*** ENTRIES SUPPLIED ***
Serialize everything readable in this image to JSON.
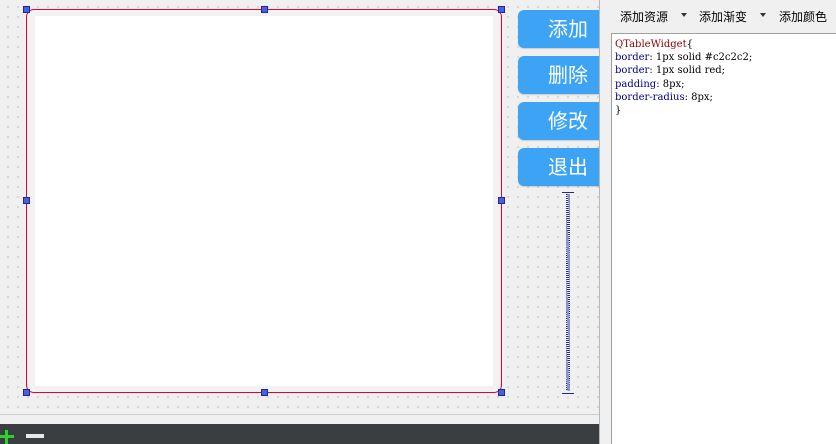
{
  "buttons": {
    "add": "添加",
    "delete": "删除",
    "modify": "修改",
    "exit": "退出"
  },
  "editor": {
    "toolbar": {
      "add_resource": "添加资源",
      "add_gradient": "添加渐变",
      "add_color": "添加颜色"
    },
    "code": {
      "line1_class": "QTableWidget",
      "line1_brace": "{",
      "line2_prop": "border",
      "line2_value": ": 1px solid #c2c2c2;",
      "line3_prop": "border",
      "line3_value": ": 1px solid red;",
      "line4_prop": "padding",
      "line4_value": ": 8px;",
      "line5_prop": "border-radius",
      "line5_value": ": 8px;",
      "line6": "}"
    }
  },
  "colors": {
    "button_bg": "#3ca3f5",
    "selection_border": "#e8002a",
    "handle": "#4a5ee8"
  },
  "icons": {
    "add": "plus-icon",
    "remove": "minus-icon"
  }
}
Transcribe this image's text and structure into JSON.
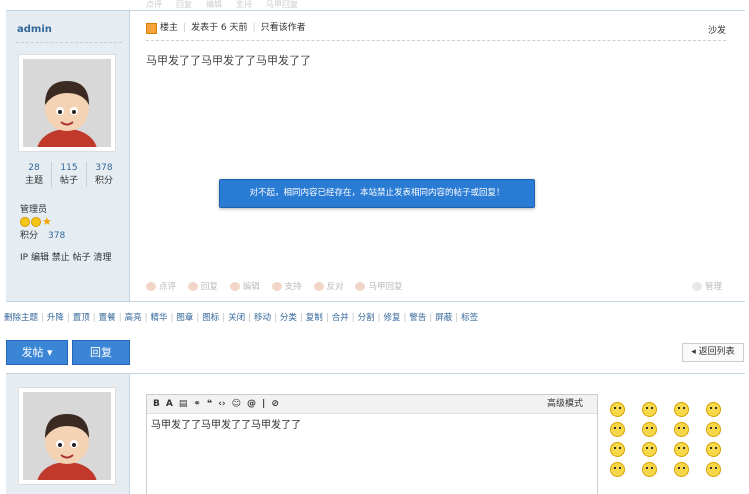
{
  "prev_post_actions": [
    "点评",
    "回复",
    "编辑",
    "支持",
    "马甲回复"
  ],
  "post": {
    "author": {
      "name": "admin",
      "stats": [
        {
          "num": "28",
          "label": "主题"
        },
        {
          "num": "115",
          "label": "帖子"
        },
        {
          "num": "378",
          "label": "积分"
        }
      ],
      "group": "管理员",
      "score_label": "积分",
      "score_value": "378",
      "admin_links": "IP 编辑 禁止 帖子 清理"
    },
    "header": {
      "owner_tag": "楼主",
      "posted": "发表于 6 天前",
      "only_author": "只看该作者",
      "floor": "沙发"
    },
    "content": "马甲发了了马甲发了了马甲发了了",
    "tooltip": "对不起，相同内容已经存在，本站禁止发表相同内容的帖子或回复！",
    "actions": [
      "点评",
      "回复",
      "编辑",
      "支持",
      "反对",
      "马甲回复"
    ],
    "manage": "管理"
  },
  "mod_links": [
    "删除主题",
    "升降",
    "置顶",
    "置餐",
    "高亮",
    "精华",
    "图章",
    "图标",
    "关闭",
    "移动",
    "分类",
    "复制",
    "合并",
    "分割",
    "修复",
    "警告",
    "屏蔽",
    "标签"
  ],
  "buttons": {
    "post": "发帖 ▾",
    "reply": "回复",
    "back": "◂ 返回列表"
  },
  "editor": {
    "toolbar": [
      "B",
      "A",
      "▤",
      "⚭",
      "❝",
      "‹›",
      "☺",
      "@",
      "|",
      "⊘"
    ],
    "advanced": "高级模式",
    "text": "马甲发了了马甲发了了马甲发了了"
  },
  "smilies": [
    "smile",
    "sad",
    "biggrin",
    "cry",
    "huffy",
    "shocked",
    "tongue",
    "shy",
    "titter",
    "sweat",
    "mad",
    "lol",
    "loveliness",
    "funk",
    "curse",
    "dizzy"
  ]
}
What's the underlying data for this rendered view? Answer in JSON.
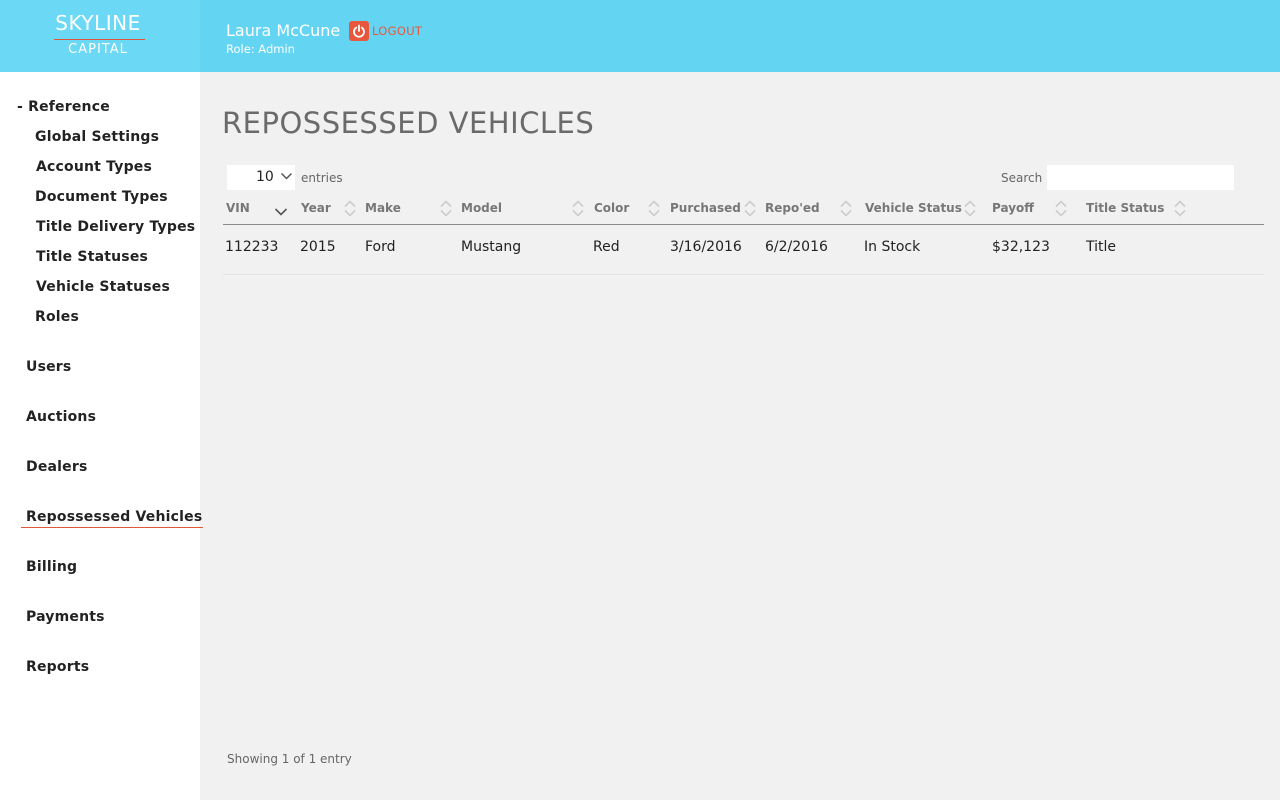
{
  "app": {
    "logo_top": "SKYLINE",
    "logo_bottom": "CAPITAL",
    "user_name": "Laura McCune",
    "user_role": "Role: Admin",
    "logout_label": "LOGOUT"
  },
  "sidebar": {
    "reference_label": "- Reference",
    "reference_items": [
      {
        "label": "Global Settings"
      },
      {
        "label": "Account Types"
      },
      {
        "label": "Document Types"
      },
      {
        "label": "Title Delivery Types"
      },
      {
        "label": "Title Statuses"
      },
      {
        "label": "Vehicle Statuses"
      },
      {
        "label": "Roles"
      }
    ],
    "items": [
      {
        "label": "Users"
      },
      {
        "label": "Auctions"
      },
      {
        "label": "Dealers"
      },
      {
        "label": "Repossessed Vehicles",
        "active": true
      },
      {
        "label": "Billing"
      },
      {
        "label": "Payments"
      },
      {
        "label": "Reports"
      }
    ]
  },
  "main": {
    "title": "REPOSSESSED VEHICLES",
    "entries_value": "10",
    "entries_label": "entries",
    "search_label": "Search",
    "search_value": "",
    "columns": [
      "VIN",
      "Year",
      "Make",
      "Model",
      "Color",
      "Purchased",
      "Repo'ed",
      "Vehicle Status",
      "Payoff",
      "Title Status"
    ],
    "sorted_column": "VIN",
    "sort_direction": "descending",
    "rows": [
      [
        "112233",
        "2015",
        "Ford",
        "Mustang",
        "Red",
        "3/16/2016",
        "6/2/2016",
        "In Stock",
        "$32,123",
        "Title"
      ]
    ],
    "info": "Showing 1 of 1 entry"
  },
  "colors": {
    "header_bg": "#63d5f3",
    "accent_red": "#e8563c",
    "page_bg": "#f1f1f1",
    "sidebar_bg": "#ffffff"
  },
  "icons": {
    "logout": "power-icon",
    "sort": "sort-both-icon",
    "sorted": "sort-desc-icon",
    "select": "chevron-down-icon"
  }
}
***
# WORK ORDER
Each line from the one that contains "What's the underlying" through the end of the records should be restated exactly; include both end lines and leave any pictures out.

# EXERCISE ANSWER
What's the underlying data for this rendered view? Answer in JSON.
{
  "app": {
    "logo_top": "SKYLINE",
    "logo_bottom": "CAPITAL",
    "user_name": "Laura McCune",
    "user_role": "Role: Admin",
    "logout_label": "LOGOUT"
  },
  "sidebar": {
    "reference_label": "- Reference",
    "reference_items": [
      {
        "label": "Global Settings"
      },
      {
        "label": "Account Types"
      },
      {
        "label": "Document Types"
      },
      {
        "label": "Title Delivery Types"
      },
      {
        "label": "Title Statuses"
      },
      {
        "label": "Vehicle Statuses"
      },
      {
        "label": "Roles"
      }
    ],
    "items": [
      {
        "label": "Users"
      },
      {
        "label": "Auctions"
      },
      {
        "label": "Dealers"
      },
      {
        "label": "Repossessed Vehicles",
        "active": true
      },
      {
        "label": "Billing"
      },
      {
        "label": "Payments"
      },
      {
        "label": "Reports"
      }
    ]
  },
  "main": {
    "title": "REPOSSESSED VEHICLES",
    "entries_value": "10",
    "entries_label": "entries",
    "search_label": "Search",
    "search_value": "",
    "columns": [
      "VIN",
      "Year",
      "Make",
      "Model",
      "Color",
      "Purchased",
      "Repo'ed",
      "Vehicle Status",
      "Payoff",
      "Title Status"
    ],
    "sorted_column": "VIN",
    "sort_direction": "descending",
    "rows": [
      [
        "112233",
        "2015",
        "Ford",
        "Mustang",
        "Red",
        "3/16/2016",
        "6/2/2016",
        "In Stock",
        "$32,123",
        "Title"
      ]
    ],
    "info": "Showing 1 of 1 entry"
  },
  "colors": {
    "header_bg": "#63d5f3",
    "accent_red": "#e8563c",
    "page_bg": "#f1f1f1",
    "sidebar_bg": "#ffffff"
  },
  "icons": {
    "logout": "power-icon",
    "sort": "sort-both-icon",
    "sorted": "sort-desc-icon",
    "select": "chevron-down-icon"
  }
}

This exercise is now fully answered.